▶ [About this exercise]: Should the word "file" occur in a line of the records, copy that line.

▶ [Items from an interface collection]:
>>
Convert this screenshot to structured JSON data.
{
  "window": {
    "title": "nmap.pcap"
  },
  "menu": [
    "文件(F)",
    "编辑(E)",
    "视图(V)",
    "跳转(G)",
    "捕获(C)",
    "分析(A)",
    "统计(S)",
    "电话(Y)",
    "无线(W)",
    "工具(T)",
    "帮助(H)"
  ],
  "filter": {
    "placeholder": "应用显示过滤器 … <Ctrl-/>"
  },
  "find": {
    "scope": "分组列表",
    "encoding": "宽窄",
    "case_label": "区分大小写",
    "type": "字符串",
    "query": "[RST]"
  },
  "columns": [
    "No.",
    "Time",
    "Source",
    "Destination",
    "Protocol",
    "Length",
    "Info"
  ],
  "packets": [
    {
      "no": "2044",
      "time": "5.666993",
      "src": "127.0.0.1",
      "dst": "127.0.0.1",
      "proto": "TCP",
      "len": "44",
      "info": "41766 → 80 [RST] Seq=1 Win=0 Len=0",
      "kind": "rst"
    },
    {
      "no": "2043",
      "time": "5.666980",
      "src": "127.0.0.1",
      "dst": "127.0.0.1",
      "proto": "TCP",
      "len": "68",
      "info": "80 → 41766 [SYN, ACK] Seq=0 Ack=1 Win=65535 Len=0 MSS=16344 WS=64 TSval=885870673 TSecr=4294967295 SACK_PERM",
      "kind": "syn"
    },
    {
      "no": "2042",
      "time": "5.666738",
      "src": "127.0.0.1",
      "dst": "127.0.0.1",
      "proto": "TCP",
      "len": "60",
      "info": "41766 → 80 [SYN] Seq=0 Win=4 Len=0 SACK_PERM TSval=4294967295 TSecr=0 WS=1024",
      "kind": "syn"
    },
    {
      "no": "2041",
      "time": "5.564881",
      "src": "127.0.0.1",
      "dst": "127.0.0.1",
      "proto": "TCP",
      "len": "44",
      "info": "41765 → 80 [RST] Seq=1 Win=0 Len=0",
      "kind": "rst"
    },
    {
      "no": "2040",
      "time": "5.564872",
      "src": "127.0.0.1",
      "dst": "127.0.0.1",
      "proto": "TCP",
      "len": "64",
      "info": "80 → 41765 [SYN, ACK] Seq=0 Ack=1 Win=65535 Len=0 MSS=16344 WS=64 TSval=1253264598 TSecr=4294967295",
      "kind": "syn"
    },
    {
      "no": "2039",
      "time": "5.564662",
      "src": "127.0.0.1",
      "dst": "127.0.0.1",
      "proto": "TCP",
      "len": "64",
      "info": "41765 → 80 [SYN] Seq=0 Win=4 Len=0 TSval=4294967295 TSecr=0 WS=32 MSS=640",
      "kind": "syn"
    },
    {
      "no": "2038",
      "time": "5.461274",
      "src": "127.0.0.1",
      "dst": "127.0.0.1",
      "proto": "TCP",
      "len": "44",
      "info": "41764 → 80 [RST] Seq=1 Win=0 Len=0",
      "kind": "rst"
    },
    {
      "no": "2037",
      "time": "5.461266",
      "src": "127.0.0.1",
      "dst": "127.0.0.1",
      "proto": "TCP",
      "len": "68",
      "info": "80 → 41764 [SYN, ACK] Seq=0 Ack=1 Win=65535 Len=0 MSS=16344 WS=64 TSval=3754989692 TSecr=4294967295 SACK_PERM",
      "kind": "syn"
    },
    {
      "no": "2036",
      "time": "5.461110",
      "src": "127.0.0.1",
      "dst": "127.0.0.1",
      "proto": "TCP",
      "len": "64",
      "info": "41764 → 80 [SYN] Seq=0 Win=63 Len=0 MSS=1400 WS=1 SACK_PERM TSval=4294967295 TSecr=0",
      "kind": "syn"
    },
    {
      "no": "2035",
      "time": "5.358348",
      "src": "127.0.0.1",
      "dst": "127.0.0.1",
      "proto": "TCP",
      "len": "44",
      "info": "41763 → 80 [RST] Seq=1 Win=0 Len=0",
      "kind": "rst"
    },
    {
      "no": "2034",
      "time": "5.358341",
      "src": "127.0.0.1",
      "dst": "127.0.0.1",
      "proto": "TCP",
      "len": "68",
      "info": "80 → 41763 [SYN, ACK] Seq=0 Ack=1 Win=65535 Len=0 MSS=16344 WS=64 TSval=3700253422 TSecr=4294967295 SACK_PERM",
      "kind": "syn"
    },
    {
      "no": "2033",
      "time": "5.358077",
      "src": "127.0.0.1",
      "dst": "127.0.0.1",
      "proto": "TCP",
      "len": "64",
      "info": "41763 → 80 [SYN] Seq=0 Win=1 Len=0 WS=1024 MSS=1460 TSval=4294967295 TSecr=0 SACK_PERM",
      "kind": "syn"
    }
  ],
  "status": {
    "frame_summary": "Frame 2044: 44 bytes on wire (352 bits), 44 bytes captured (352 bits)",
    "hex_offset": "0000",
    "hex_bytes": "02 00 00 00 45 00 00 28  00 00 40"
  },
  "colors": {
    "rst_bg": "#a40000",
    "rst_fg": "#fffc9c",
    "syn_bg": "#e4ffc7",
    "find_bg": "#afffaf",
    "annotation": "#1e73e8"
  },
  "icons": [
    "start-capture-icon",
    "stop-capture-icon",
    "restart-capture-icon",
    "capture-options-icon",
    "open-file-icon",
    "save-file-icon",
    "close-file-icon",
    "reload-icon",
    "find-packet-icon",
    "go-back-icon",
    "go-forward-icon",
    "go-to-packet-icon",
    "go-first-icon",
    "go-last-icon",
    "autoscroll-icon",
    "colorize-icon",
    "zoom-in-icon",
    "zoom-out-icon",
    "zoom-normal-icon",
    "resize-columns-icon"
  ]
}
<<
▶ [Response below]:
    "open-file-icon",
    "save-file-icon",
    "close-file-icon",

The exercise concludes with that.